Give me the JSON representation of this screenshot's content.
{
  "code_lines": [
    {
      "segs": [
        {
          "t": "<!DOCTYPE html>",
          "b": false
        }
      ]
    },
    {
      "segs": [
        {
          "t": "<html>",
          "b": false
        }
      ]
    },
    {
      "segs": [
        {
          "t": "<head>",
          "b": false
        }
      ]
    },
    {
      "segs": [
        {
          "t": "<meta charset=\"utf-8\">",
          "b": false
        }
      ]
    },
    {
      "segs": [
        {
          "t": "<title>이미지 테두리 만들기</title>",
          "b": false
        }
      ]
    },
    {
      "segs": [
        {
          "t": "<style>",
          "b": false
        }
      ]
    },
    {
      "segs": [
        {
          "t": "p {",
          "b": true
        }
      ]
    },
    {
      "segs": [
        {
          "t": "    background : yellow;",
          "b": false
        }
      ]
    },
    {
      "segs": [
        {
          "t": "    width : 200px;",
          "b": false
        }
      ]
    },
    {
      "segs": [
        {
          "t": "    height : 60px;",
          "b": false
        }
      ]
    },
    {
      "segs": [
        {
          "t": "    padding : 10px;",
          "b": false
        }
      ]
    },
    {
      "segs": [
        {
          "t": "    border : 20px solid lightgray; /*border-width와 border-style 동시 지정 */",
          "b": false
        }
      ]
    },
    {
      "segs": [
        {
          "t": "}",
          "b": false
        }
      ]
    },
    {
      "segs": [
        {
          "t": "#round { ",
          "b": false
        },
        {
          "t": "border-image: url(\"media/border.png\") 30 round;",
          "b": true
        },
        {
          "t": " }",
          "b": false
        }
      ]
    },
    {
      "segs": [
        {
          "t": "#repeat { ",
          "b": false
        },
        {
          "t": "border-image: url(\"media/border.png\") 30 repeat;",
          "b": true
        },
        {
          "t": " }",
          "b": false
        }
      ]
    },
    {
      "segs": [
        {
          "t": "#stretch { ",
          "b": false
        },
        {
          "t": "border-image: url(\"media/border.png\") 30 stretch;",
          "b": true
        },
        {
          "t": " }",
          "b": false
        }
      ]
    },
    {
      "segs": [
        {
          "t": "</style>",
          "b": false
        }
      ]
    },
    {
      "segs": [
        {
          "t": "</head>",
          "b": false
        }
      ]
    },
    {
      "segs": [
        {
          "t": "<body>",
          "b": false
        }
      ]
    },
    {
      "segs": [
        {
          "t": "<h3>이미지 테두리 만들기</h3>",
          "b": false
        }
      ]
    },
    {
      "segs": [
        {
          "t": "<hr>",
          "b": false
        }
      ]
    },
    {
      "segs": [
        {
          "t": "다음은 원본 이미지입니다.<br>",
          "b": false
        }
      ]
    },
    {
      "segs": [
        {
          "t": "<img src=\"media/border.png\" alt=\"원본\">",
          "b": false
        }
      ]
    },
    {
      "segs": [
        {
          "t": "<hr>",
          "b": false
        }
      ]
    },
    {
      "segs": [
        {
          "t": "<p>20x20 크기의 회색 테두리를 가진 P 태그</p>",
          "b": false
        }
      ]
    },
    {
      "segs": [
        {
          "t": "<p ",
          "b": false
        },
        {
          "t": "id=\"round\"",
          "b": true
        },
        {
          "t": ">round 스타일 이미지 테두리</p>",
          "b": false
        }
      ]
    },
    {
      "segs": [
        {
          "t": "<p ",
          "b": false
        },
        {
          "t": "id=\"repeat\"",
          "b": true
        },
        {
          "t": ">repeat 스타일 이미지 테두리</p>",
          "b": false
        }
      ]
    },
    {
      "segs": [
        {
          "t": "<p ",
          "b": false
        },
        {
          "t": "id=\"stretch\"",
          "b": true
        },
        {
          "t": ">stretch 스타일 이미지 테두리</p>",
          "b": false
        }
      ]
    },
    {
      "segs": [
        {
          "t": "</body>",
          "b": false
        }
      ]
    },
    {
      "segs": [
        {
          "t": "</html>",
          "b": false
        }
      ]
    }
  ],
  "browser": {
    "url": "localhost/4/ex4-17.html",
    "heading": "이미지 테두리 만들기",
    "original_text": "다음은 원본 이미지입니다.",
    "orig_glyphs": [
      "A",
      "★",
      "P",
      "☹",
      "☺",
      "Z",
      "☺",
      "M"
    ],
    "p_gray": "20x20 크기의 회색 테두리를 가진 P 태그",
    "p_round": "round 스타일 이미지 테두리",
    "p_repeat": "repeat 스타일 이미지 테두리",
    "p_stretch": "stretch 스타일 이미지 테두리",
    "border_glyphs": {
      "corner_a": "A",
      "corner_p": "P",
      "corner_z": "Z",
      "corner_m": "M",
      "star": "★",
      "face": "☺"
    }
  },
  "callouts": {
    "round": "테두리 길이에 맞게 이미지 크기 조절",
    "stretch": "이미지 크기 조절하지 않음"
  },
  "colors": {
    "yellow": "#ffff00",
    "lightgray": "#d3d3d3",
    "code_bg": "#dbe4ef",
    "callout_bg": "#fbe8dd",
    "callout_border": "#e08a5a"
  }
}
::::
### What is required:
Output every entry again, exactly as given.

### Answer to this exercise:
Give me the JSON representation of this screenshot's content.
{
  "code_lines": [
    {
      "segs": [
        {
          "t": "<!DOCTYPE html>",
          "b": false
        }
      ]
    },
    {
      "segs": [
        {
          "t": "<html>",
          "b": false
        }
      ]
    },
    {
      "segs": [
        {
          "t": "<head>",
          "b": false
        }
      ]
    },
    {
      "segs": [
        {
          "t": "<meta charset=\"utf-8\">",
          "b": false
        }
      ]
    },
    {
      "segs": [
        {
          "t": "<title>이미지 테두리 만들기</title>",
          "b": false
        }
      ]
    },
    {
      "segs": [
        {
          "t": "<style>",
          "b": false
        }
      ]
    },
    {
      "segs": [
        {
          "t": "p {",
          "b": true
        }
      ]
    },
    {
      "segs": [
        {
          "t": "    background : yellow;",
          "b": false
        }
      ]
    },
    {
      "segs": [
        {
          "t": "    width : 200px;",
          "b": false
        }
      ]
    },
    {
      "segs": [
        {
          "t": "    height : 60px;",
          "b": false
        }
      ]
    },
    {
      "segs": [
        {
          "t": "    padding : 10px;",
          "b": false
        }
      ]
    },
    {
      "segs": [
        {
          "t": "    border : 20px solid lightgray; /*border-width와 border-style 동시 지정 */",
          "b": false
        }
      ]
    },
    {
      "segs": [
        {
          "t": "}",
          "b": false
        }
      ]
    },
    {
      "segs": [
        {
          "t": "#round { ",
          "b": false
        },
        {
          "t": "border-image: url(\"media/border.png\") 30 round;",
          "b": true
        },
        {
          "t": " }",
          "b": false
        }
      ]
    },
    {
      "segs": [
        {
          "t": "#repeat { ",
          "b": false
        },
        {
          "t": "border-image: url(\"media/border.png\") 30 repeat;",
          "b": true
        },
        {
          "t": " }",
          "b": false
        }
      ]
    },
    {
      "segs": [
        {
          "t": "#stretch { ",
          "b": false
        },
        {
          "t": "border-image: url(\"media/border.png\") 30 stretch;",
          "b": true
        },
        {
          "t": " }",
          "b": false
        }
      ]
    },
    {
      "segs": [
        {
          "t": "</style>",
          "b": false
        }
      ]
    },
    {
      "segs": [
        {
          "t": "</head>",
          "b": false
        }
      ]
    },
    {
      "segs": [
        {
          "t": "<body>",
          "b": false
        }
      ]
    },
    {
      "segs": [
        {
          "t": "<h3>이미지 테두리 만들기</h3>",
          "b": false
        }
      ]
    },
    {
      "segs": [
        {
          "t": "<hr>",
          "b": false
        }
      ]
    },
    {
      "segs": [
        {
          "t": "다음은 원본 이미지입니다.<br>",
          "b": false
        }
      ]
    },
    {
      "segs": [
        {
          "t": "<img src=\"media/border.png\" alt=\"원본\">",
          "b": false
        }
      ]
    },
    {
      "segs": [
        {
          "t": "<hr>",
          "b": false
        }
      ]
    },
    {
      "segs": [
        {
          "t": "<p>20x20 크기의 회색 테두리를 가진 P 태그</p>",
          "b": false
        }
      ]
    },
    {
      "segs": [
        {
          "t": "<p ",
          "b": false
        },
        {
          "t": "id=\"round\"",
          "b": true
        },
        {
          "t": ">round 스타일 이미지 테두리</p>",
          "b": false
        }
      ]
    },
    {
      "segs": [
        {
          "t": "<p ",
          "b": false
        },
        {
          "t": "id=\"repeat\"",
          "b": true
        },
        {
          "t": ">repeat 스타일 이미지 테두리</p>",
          "b": false
        }
      ]
    },
    {
      "segs": [
        {
          "t": "<p ",
          "b": false
        },
        {
          "t": "id=\"stretch\"",
          "b": true
        },
        {
          "t": ">stretch 스타일 이미지 테두리</p>",
          "b": false
        }
      ]
    },
    {
      "segs": [
        {
          "t": "</body>",
          "b": false
        }
      ]
    },
    {
      "segs": [
        {
          "t": "</html>",
          "b": false
        }
      ]
    }
  ],
  "browser": {
    "url": "localhost/4/ex4-17.html",
    "heading": "이미지 테두리 만들기",
    "original_text": "다음은 원본 이미지입니다.",
    "orig_glyphs": [
      "A",
      "★",
      "P",
      "☹",
      "☺",
      "Z",
      "☺",
      "M"
    ],
    "p_gray": "20x20 크기의 회색 테두리를 가진 P 태그",
    "p_round": "round 스타일 이미지 테두리",
    "p_repeat": "repeat 스타일 이미지 테두리",
    "p_stretch": "stretch 스타일 이미지 테두리",
    "border_glyphs": {
      "corner_a": "A",
      "corner_p": "P",
      "corner_z": "Z",
      "corner_m": "M",
      "star": "★",
      "face": "☺"
    }
  },
  "callouts": {
    "round": "테두리 길이에 맞게 이미지 크기 조절",
    "stretch": "이미지 크기 조절하지 않음"
  },
  "colors": {
    "yellow": "#ffff00",
    "lightgray": "#d3d3d3",
    "code_bg": "#dbe4ef",
    "callout_bg": "#fbe8dd",
    "callout_border": "#e08a5a"
  }
}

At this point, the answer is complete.